When I asked Prentice about these errors, he replied, “…my points on my slides are based upon depositions that I read, and I read every one of the depositions, all the expert reports, the FDA audit, the IRB documentation, informed consent form, etc. and the complaint, of course, and then subsequent to that, all of the correspondence that has come out of that particular tragedy, a lot of it precipitated, as you know, by Carl Elliott.” (Dr. Elliott is a bioethicist at the UMN, who has written extensively about this case and called for an independent outside investigation.)
Subsequently, Prentice stressed that his comments in defense of the UMN referred only to the IRB. “I looked at everything and I was satisfied with the quality of the IRB review.”

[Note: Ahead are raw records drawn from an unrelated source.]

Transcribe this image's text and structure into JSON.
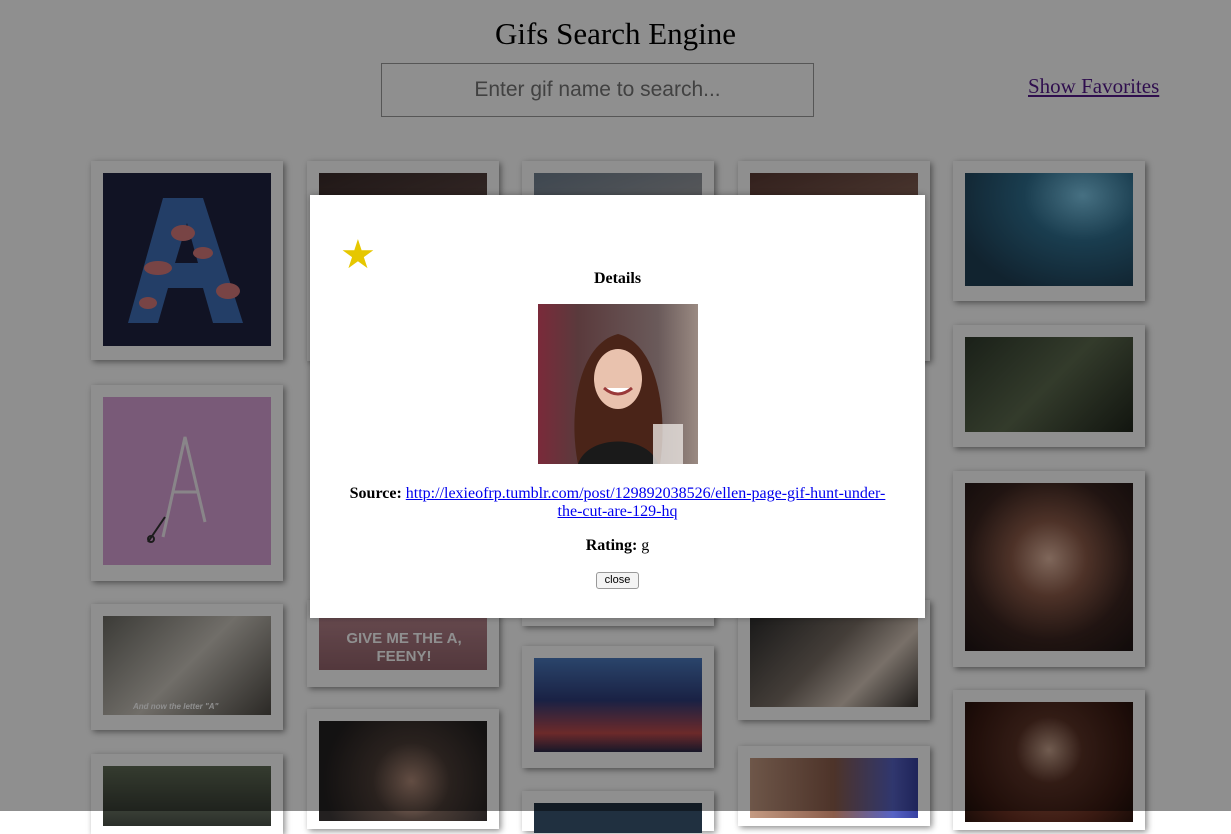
{
  "header": {
    "title": "Gifs Search Engine",
    "search_placeholder": "Enter gif name to search...",
    "favorites_link": "Show Favorites"
  },
  "grid": {
    "caption_feeny": "GIVE ME THE A, FEENY!",
    "caption_letter": "And now the letter \"A\""
  },
  "modal": {
    "favorite_icon": "star-icon",
    "title": "Details",
    "source_label": "Source:",
    "source_url": "http://lexieofrp.tumblr.com/post/129892038526/ellen-page-gif-hunt-under-the-cut-are-129-hq",
    "rating_label": "Rating:",
    "rating_value": "g",
    "close_label": "close"
  },
  "colors": {
    "overlay": "rgba(0,0,0,0.44)",
    "star": "#e6c700",
    "link": "#0000ee",
    "visited_link": "#551a8b"
  }
}
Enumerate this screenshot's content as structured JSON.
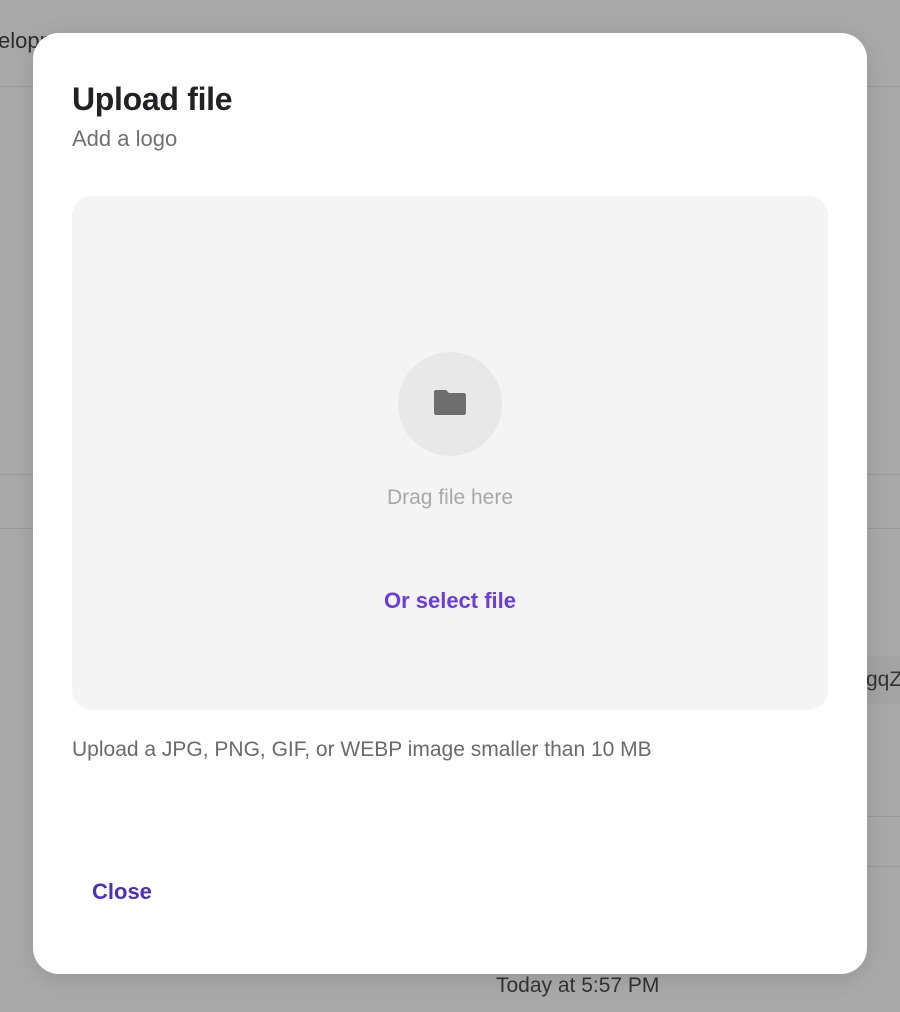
{
  "background": {
    "top_left_text": "elopment t",
    "right_clipped_text": "gqZ",
    "timestamp": "Today at 5:57 PM"
  },
  "modal": {
    "title": "Upload file",
    "subtitle": "Add a logo",
    "dropzone": {
      "icon": "folder-icon",
      "drag_text": "Drag file here",
      "select_link": "Or select file"
    },
    "hint": "Upload a JPG, PNG, GIF, or WEBP image smaller than 10 MB",
    "close_label": "Close"
  },
  "colors": {
    "overlay": "#a9a9a9",
    "modal_bg": "#ffffff",
    "dropzone_bg": "#f4f4f4",
    "accent": "#6a3be8",
    "close_accent": "#4b2fc9"
  }
}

Even if we only focus on the IRB’s role, there are problems with Prentice’s defense of it. First, the director of the IRB, Moira Keane, was asked in her deposition (p. 96), “So, it’s not the Institutional Review Board’s purpose to protect clinical trial subjects, is that what you are saying?” Keane’s response, “That’s true.”
Asked about Keane’s comment, Prentice said, “I read her deposition. The role of the IRB is obviously to protect human subjects. Clearly. And I would be surprised if Moira Keane had said that in any context.”
Given Dr. Prentice’s defense of the UMN’s IRB, I subsequently asked him about Dr. David Adson, who was chair of the IRB overseeing the CAFÉ trial, and responsible for investigating Dan’s death.
Adson received money from AstraZeneca (the CAFÉ study sponsor) and was in the same department as Olson and Charles Schulz (Adson’s department chair in the UMN Department of Psychiatry, and co-investigator on the CAFÉ study). Adson also directed the center where the CAFE study was housed. Despite all this, Adson claimed on the IRB report that he had no conflict of interest (COI). I asked Prentice, “Don't you think that was worth mentioning as a problem with the IRB?” Prentice said that he was unaware of Adson’s role—that this became public after his involvement with the case.
The problem I have with these explanations are that a) as an expert witness, I might have expected Prentice to perhaps know a few more details about the IRB he was defending and b) I would have expected someone who continues to teach about a topic, using Markingson as illustrative of issues of research in vulnerable subjects, to have kept up with news and have updated his material. While Dr. Prentice may not be paid for his lectures, he certainly derives benefit by registration being waived at the conferences where he speaks and by further enhancing his stature as a nationally recognized research ethics expert.
It is perhaps telling that Dr. Prentice gave another lecture last year at ACRP, titled “Advice from a Hired Gun in Clinical Trial Litigation.” It is also telling that he did not clearly declare his own conflicts of interest at either ACRP or PRIMR. This does not inspire confidence in such conferences as paragons of training in research ethics.
Previously in this series:
"Getting to the Truth" courtesy Xoe Craft
“Molecules to Medicine” banner © Michele Banks